The Forum’s perimeter comprises two separate walls of insulated glass set 3½ feet apart. Vertical louvers of western red cedar fill the cavity in between. The louvers automatically close or open to reduce heat gain and provide controlled daylighting. The facade also has motorized dampers. When closed, they trap heat within the cavity, cloaking the building in a “warm blanket,” Rockhill says. They open to prevent heat buildup. The New York office of Transsolar and local firm Henderson Engineers helped with the facade’s design.
Other sustainable features include a rooftop solar array, a 1,100-gallon cistern that stores rainwater for irrigating the interior plant wall, and LED lighting. LEED Platinum certification is expected.
Ben Peek, one of the students who helped design and build the Forum, is currently working on another master’s degree at Harvard University’s Graduate School of Design. Like other Studio 804 participants, he now has a kind of I-can-do-anything attitude. “It definitely made me a better designer,” he says of the experience. In March, Peek attended his first lecture at the Forum when he returned to KU for a symposium celebrating 20 years of Studio 804. “It just blew me away,” he says. “I couldn’t believe I was part of making it happen.”
Size: 2,800 square feet
Cost: $1.5 million
Completion Date: November 2014
1465 Jayhawk Blvd
Client: School of Architecture Design and Planning
Owner: The State of Kansas
Personnel in architect's firm who should receive special credit:
Architect of record:
Climate Engineering: Transsolar
Other: Schneider Electric, Henderson Engineers, Bartlett & West, Bob Coffeen, Transsolar Climate Engineering, W Carter & Associates Glazing, CCS
Steel Studs: Clark Dietrich
Concrete tube forms: Newark
Joist Hangers: Simpson Strong-Tie
Rectangle and Square Tube: EXL Tube
Angles: Doherty Steel
TJIs and LVLs: Pacific Woodtech
Other cladding unique to this project: Epoxy silicone system – Tremco, Hardie Panels and Hardie Backer – James Hardie
Coping: Hickman Engineered Systems
Sliding doors: Jury Room pin up wall - Krownlab
Cabinetwork and custom woodwork: Studio 804 - Podium
Paints and stains: Permalac – Peacock Laboratories, Penofin – Performance coatings and Penofin
Wall coverings: Jury room wall – Direct Metals, Green Wall – Vaproshield and Sutherland Felt Company and Cope Plastics, Drywall and Soffit Board - American Drywall Company and Holmes Drywall
Fire Rock: USG
Tack Board: Golterman & Sabo
Tapes: Shurtech Brands
Special surfacing: Steel plate floor – Kansas City Steel

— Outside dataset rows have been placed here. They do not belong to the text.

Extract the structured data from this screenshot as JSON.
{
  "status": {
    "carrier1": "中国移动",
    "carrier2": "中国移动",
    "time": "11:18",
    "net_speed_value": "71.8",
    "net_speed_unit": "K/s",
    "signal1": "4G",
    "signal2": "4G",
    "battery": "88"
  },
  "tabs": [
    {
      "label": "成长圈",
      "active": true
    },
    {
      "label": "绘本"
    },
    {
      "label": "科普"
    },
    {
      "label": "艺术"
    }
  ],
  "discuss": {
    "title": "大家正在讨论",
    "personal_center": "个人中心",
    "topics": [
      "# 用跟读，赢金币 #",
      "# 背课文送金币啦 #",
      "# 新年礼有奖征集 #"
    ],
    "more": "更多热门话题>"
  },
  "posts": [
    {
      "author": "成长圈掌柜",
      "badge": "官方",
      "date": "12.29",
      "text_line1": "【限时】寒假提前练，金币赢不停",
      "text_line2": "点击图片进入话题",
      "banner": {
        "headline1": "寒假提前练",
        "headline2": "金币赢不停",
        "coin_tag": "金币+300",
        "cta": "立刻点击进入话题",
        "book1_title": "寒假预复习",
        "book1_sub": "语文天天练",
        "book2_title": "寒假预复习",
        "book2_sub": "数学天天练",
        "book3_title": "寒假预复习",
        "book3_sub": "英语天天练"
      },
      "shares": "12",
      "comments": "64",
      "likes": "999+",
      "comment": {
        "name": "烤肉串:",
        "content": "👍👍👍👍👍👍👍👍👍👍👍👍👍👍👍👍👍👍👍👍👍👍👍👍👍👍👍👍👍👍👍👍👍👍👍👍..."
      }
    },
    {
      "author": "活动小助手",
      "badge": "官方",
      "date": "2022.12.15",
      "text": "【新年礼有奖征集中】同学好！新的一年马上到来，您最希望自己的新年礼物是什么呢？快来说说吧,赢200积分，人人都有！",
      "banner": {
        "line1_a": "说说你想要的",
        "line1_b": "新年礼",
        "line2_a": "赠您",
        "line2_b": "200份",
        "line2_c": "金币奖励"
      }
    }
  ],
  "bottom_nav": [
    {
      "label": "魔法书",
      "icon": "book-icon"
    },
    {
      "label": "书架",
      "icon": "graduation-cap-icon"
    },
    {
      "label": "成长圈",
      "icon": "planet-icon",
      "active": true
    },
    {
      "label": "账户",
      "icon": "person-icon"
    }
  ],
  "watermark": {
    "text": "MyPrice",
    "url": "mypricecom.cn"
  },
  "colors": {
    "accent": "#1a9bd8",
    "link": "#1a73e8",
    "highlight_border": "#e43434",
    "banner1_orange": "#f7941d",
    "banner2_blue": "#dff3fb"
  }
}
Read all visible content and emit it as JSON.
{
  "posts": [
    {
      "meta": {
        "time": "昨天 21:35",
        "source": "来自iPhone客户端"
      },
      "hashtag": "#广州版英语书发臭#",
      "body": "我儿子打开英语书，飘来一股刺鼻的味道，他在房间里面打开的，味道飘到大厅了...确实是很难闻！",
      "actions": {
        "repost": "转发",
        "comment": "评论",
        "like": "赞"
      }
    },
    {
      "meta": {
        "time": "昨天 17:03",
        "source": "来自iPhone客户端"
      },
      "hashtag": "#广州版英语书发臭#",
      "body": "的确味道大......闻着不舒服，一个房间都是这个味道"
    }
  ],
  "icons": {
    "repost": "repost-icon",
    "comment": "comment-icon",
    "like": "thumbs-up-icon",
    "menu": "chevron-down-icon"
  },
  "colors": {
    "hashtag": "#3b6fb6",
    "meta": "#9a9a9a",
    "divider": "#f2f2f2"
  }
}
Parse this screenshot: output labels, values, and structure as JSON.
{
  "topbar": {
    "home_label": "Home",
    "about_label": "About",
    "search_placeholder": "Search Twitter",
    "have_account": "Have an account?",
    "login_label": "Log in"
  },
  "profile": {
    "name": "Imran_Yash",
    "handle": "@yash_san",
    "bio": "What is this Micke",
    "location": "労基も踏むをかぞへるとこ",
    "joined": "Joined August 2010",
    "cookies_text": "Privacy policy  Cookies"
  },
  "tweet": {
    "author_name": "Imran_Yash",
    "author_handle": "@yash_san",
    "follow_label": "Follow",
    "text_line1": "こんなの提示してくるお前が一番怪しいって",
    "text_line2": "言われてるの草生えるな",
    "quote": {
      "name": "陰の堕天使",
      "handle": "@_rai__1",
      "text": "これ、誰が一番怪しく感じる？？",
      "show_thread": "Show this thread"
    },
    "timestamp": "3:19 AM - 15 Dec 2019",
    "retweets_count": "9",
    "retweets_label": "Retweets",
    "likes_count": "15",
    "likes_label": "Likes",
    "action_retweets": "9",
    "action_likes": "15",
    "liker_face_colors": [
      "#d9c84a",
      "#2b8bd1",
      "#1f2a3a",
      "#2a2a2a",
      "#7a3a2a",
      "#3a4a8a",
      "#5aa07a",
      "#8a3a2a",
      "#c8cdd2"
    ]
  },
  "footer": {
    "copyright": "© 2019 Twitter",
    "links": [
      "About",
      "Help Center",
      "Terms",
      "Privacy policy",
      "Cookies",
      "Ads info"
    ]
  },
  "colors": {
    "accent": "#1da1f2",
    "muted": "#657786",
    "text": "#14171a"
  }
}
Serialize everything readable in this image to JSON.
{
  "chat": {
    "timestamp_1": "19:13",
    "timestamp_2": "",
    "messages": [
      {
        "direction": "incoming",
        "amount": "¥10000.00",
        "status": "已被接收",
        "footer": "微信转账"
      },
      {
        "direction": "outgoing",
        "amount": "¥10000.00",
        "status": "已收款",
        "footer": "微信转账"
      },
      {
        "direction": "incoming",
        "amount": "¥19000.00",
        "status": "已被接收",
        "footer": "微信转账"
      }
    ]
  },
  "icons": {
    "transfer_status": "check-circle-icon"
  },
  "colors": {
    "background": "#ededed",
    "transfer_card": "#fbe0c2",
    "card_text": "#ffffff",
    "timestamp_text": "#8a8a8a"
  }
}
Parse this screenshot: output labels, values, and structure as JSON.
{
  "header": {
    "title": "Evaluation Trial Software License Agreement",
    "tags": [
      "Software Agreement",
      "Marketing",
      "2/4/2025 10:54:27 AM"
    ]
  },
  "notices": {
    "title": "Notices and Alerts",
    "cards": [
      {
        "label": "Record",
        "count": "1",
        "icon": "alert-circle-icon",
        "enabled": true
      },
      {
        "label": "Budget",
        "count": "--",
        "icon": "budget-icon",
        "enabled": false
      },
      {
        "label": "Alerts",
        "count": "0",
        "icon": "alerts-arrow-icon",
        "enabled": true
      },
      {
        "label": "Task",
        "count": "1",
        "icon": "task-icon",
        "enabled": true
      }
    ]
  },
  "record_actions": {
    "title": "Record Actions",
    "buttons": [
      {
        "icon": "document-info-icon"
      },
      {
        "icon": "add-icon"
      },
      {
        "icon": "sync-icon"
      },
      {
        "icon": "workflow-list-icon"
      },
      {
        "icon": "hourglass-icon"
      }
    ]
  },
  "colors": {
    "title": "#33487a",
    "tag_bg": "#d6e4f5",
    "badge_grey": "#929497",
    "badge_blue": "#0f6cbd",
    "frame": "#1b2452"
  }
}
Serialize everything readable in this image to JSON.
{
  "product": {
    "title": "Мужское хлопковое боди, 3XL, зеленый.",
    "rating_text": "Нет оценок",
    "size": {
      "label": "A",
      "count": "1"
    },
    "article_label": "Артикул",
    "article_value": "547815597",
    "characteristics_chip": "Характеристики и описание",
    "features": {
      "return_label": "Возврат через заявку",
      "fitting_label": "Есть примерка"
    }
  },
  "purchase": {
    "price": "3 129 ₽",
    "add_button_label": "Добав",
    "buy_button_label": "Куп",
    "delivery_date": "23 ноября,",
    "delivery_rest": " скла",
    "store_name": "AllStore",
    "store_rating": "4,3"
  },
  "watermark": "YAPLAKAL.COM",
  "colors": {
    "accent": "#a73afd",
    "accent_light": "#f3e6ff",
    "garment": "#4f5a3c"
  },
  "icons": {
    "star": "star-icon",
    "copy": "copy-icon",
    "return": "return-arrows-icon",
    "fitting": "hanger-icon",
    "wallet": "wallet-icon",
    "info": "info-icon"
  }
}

Raised flooring: Tate Access Floors and C&C Group
Special interior finishes unique to this project: exposed cedar columns and beams – Cedar Creek Lumber
Fixed seating: Sedia Systems
Chairs: Metro Retro Furniture
Downlights: Sunlite Science & Technology
Exterior: Sunlite Science & Technology
Dimming System or other lighting controls: Sunlite Science & Technology
Emergency Lighting: Cooper Lighting by Eaton
Cistern: Rain Harvesting Supplies, Inc. and Plastic-Mart
Pump: Grundfos Pumps Corporation
Other unique products that contribute to sustainability: sunshade louver wall - Linel, division of Mestek, Inc.
Add any additional building components or special equipment that made a significant contribution to this project: